Microbial ecologist Erin McKenney isn’t afraid to take on sensitive research questions.
“This is the question on the minds of every San Franciscan. Is San Francisco sourdough starter reproducible anywhere in the world? Or is it truly like, just in that region?”
Scientists at North Carolina State University have studied the science of sourdough bread for around four years. They like to say we know less about the microorganisms in our foods than we know about the creatures living in the deepest parts of the sea. “One of the overarching themes that we [have] found is that for every question [where] we think that we're getting toward an answer, it's like a Hydra,” says Erin McKenney, a microbial ecologist. “Nine or 15 other questions pop up.” A starter begins with just flour and water. As you gradually refresh and stir your starter, it ferments, becoming inhabited by yeasts and bacteria. Sounds simple, but it’s full of mystery. “Bakers all over the world know that at 10 to 14 days old, your starter has developed from glorified paper mache paste to something that bubbly and alive and that will leaven your bread,” says McKenney. “It won't make a rock cake. But nobody's ever really looked at is it really 10 days? Or do you have to wait a full 14 days? And what exactly are you waiting for?”
A recent endeavour, The Global Sourdough Project, worked with “citizen scientists” around the world to analyze the starters that people already had in their homes, to see what role geography plays in composition. For instance, it’s commonly said that the fog and temperature in the Bay Area has a noticeable effect on local loaves. But Dr. McKenney says that they found no “golden fingerprint” of the yeasts in San Francisco starts.

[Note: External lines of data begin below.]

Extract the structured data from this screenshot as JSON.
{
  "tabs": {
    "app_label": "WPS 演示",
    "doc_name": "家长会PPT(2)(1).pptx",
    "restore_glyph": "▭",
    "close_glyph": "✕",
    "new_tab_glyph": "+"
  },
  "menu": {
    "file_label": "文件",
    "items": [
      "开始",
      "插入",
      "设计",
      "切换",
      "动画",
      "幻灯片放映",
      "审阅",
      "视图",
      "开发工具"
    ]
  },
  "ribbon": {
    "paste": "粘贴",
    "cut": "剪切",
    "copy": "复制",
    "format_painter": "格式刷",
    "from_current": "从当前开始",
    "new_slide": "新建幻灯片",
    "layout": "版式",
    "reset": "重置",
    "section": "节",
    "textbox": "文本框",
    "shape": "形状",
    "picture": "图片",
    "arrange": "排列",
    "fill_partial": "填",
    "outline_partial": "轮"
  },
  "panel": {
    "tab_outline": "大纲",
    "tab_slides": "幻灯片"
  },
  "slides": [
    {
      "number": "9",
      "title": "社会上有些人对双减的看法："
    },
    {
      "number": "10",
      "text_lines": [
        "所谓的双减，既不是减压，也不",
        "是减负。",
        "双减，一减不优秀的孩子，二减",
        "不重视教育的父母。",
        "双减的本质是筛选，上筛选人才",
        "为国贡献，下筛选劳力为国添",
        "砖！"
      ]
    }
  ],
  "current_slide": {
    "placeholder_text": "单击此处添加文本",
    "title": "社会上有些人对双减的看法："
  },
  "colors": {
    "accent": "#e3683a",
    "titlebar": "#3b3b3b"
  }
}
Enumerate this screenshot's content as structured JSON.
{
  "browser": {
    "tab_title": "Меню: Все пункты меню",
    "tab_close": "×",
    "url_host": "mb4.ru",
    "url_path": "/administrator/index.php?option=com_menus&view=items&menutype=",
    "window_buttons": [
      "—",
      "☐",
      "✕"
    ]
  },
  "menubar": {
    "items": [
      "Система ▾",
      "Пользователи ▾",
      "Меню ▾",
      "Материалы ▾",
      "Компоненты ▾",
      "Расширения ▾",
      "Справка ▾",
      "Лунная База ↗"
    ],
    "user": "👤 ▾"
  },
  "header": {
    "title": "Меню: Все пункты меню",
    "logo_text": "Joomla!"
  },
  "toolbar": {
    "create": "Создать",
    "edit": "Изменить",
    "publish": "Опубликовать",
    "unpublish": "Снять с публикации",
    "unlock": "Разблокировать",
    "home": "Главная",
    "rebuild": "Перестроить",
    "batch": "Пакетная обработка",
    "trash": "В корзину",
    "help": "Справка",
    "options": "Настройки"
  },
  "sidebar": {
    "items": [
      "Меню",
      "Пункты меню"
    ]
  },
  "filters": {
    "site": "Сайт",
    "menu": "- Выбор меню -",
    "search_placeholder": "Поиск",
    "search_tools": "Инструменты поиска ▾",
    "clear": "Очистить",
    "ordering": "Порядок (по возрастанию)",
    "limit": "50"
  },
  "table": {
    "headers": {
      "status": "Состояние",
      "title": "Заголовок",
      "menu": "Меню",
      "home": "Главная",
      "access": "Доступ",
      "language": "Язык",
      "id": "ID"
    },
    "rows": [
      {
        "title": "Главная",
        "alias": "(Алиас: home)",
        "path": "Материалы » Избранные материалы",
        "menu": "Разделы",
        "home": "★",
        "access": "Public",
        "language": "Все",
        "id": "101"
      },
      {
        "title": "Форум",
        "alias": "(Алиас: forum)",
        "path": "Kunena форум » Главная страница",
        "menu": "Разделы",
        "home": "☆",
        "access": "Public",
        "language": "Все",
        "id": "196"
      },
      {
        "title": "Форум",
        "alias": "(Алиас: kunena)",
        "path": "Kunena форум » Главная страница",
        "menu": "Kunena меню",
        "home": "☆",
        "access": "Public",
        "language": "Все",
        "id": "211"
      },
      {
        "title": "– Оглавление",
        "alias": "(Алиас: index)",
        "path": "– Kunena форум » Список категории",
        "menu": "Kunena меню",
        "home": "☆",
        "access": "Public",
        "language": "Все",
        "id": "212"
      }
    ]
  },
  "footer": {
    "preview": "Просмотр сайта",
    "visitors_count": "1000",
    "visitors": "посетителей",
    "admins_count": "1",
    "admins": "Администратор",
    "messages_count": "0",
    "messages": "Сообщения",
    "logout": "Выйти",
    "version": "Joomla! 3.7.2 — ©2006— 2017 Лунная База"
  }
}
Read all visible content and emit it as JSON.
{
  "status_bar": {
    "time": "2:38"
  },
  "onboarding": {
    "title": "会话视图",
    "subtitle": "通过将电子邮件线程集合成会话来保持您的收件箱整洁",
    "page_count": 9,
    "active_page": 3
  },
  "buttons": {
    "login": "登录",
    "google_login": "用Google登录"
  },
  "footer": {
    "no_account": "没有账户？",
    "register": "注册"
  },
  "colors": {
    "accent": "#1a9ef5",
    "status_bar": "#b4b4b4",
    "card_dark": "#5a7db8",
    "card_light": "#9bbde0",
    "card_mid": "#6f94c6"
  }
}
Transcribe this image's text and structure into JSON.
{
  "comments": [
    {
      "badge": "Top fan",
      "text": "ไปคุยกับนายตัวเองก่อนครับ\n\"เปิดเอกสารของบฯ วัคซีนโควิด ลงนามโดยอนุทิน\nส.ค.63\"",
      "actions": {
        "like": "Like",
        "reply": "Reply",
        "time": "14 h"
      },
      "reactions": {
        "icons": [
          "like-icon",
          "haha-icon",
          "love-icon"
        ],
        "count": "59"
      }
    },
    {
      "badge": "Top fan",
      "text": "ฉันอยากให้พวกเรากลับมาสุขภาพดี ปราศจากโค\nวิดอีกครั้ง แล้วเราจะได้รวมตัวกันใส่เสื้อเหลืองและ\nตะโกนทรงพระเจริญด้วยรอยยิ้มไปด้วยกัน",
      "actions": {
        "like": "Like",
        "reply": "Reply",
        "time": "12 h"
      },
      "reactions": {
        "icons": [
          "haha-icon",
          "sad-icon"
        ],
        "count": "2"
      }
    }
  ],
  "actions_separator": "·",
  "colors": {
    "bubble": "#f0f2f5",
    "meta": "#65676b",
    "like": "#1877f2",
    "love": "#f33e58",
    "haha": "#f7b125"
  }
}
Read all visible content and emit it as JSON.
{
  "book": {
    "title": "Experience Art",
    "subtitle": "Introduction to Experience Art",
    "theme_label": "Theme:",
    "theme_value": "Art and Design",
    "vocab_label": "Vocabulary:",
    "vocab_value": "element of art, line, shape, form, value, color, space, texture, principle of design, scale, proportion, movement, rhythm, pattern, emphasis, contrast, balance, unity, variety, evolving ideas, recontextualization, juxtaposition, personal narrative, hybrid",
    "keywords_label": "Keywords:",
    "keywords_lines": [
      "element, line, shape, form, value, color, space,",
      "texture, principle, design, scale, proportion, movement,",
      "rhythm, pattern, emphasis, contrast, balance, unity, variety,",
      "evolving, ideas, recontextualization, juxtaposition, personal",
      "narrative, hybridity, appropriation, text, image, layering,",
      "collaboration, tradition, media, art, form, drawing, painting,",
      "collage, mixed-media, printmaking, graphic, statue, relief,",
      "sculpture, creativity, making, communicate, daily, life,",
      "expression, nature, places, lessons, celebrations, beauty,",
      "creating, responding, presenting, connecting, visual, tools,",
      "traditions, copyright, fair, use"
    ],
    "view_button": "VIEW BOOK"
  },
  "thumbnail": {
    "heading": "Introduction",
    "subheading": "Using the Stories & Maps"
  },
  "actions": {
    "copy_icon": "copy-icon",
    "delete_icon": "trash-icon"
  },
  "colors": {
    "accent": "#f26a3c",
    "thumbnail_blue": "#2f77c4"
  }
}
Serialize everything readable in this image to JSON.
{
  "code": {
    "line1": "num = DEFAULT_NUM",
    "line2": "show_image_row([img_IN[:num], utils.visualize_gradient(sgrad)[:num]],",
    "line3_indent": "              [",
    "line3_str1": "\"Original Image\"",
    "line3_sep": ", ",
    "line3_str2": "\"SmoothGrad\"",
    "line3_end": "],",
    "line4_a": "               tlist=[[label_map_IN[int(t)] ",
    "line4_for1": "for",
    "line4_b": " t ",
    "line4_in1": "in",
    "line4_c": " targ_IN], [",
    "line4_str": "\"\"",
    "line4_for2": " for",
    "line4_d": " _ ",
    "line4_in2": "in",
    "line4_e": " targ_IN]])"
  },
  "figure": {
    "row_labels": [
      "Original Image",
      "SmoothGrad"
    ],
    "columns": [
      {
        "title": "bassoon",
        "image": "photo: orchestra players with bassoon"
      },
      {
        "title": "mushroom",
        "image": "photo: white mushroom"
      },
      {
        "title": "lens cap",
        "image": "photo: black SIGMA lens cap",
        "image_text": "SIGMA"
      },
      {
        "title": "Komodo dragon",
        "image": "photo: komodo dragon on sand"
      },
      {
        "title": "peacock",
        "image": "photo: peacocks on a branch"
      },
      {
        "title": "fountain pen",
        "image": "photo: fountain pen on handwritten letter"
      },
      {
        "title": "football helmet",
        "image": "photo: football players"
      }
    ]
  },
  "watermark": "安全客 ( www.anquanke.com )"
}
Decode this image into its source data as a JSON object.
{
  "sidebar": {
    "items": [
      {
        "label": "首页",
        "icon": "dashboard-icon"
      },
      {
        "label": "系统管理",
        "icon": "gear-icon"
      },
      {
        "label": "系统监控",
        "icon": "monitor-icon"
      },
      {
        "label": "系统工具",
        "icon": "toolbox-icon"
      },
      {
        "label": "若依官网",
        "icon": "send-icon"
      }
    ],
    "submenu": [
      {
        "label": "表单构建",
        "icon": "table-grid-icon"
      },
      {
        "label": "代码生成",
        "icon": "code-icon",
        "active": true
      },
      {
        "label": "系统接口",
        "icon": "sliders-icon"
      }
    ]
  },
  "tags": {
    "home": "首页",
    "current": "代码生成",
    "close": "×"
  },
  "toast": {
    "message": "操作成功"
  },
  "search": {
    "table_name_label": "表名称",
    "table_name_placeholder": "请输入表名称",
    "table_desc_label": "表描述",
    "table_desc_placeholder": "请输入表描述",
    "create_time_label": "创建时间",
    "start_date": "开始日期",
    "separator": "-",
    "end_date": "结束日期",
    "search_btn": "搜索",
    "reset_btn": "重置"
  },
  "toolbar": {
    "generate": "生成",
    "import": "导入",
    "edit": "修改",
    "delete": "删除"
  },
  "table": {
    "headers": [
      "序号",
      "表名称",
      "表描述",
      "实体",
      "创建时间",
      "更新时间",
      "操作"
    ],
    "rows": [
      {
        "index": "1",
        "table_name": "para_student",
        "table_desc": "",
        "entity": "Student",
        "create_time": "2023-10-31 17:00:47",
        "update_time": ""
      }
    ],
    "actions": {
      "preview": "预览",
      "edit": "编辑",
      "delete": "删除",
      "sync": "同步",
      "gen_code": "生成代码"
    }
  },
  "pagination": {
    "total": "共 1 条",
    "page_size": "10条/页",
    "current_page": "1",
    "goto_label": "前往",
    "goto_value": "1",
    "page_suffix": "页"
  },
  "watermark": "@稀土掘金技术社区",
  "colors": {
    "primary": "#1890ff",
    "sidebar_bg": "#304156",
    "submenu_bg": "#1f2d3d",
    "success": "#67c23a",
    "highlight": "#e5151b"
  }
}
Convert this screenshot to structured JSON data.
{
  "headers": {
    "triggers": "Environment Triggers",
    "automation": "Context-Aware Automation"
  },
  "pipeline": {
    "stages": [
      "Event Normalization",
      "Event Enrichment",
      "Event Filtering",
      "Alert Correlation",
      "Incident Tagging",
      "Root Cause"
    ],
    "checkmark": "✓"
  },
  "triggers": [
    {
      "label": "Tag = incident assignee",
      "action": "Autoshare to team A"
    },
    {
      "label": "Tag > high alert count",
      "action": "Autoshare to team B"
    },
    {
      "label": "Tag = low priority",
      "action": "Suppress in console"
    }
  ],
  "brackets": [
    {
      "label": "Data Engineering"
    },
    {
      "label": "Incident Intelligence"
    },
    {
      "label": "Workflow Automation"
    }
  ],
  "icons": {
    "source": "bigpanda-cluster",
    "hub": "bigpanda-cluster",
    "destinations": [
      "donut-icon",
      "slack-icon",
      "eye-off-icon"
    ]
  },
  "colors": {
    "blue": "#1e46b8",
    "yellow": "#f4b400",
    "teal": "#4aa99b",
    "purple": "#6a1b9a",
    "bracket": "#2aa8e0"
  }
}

“I think that that has to do with each person managing their sourdough starter separately,” she says. And we don't really live in our outdoor environments that might drive the distribution of those yeasts, of this fungus, right? We live in these glorious caves that we built ourselves. And so we appear to have domesticated or surrounded ourselves with specific different bacterial and yeast species than we might find just outside our front doors.”
People around the world have starters that they’ve been cultivating for years. So the Global Sourdough Project was working with a dataset that had a lot of uncontrolled variables. In April of this year, during the onset of COVID in the U.S., the team decided to start a new project. “We saw the entire world started growing sourdough starters and baking sourdough bread once we were all at home, and we thought this could be a marvelous opportunity, one to engage folks who are already playing with bread, to also gather some data or take pictures of their starter,” she says. “If we can leverage that information for scientific knowledge, that's an incredible opportunity. And two, it gives us an opportunity to ask some questions and begin to address some of the questions that got opened up the last time we tried to study a different aspect of sourdough.”
The Wild Sourdough project invites anyone to begin a sourdough starter and to track how quickly it grows over ten days. Citizen scientists are also tracking their location, flour type, indoor or outdoor environment, and if they use tap or bottled water. They’re also tracking the scent of the starter. How do you quantify smell? The project provides an aroma wheel, based on research in Denmark. McKenney gives examples of scents. “Do I get grass? Is it fresh grass? Is it fermented grass? Do I get fruits? What types of fruits does this smell like? Am I getting grain? What types of grain or is it more like porridge or is it like a toasty grain?”
So far, over 1,700 people around the world have made and tracked starters for the project, each doing their part to contribute to the creation of knowledge. The team is doing a kind of “slow science” with Wild Sourdough - allowing the submissions to ferment into the fall without an official end date. McKenney draws all kinds of connections between this kind of research, and baking itself. “Baking was really intimidating to me for a long time,” she says. “There is a fair bit of chemistry to it, right? I mean, that's what underlies the transformation of a bread dough into a loaf. But I think, as I have learned, to trust myself, and to trust the microbes, right, it's been humbling as a microbial ecologist to go from, you know, I will extract your DNA in the lab, and I will, you know, analyze the DNA sequencing data with bioinformatics analysis, writing code, and being very specific and very exact. Going from that to a working practice of now just trusting... these organisms that I've studied and admired for so long, to do what they do.”
Music by Tentacles, swampsupnostrils, and Rhea Saturnmond via Soundcloud CC
Listen to this piece on the October 16, 2020 episode of Earth Eats.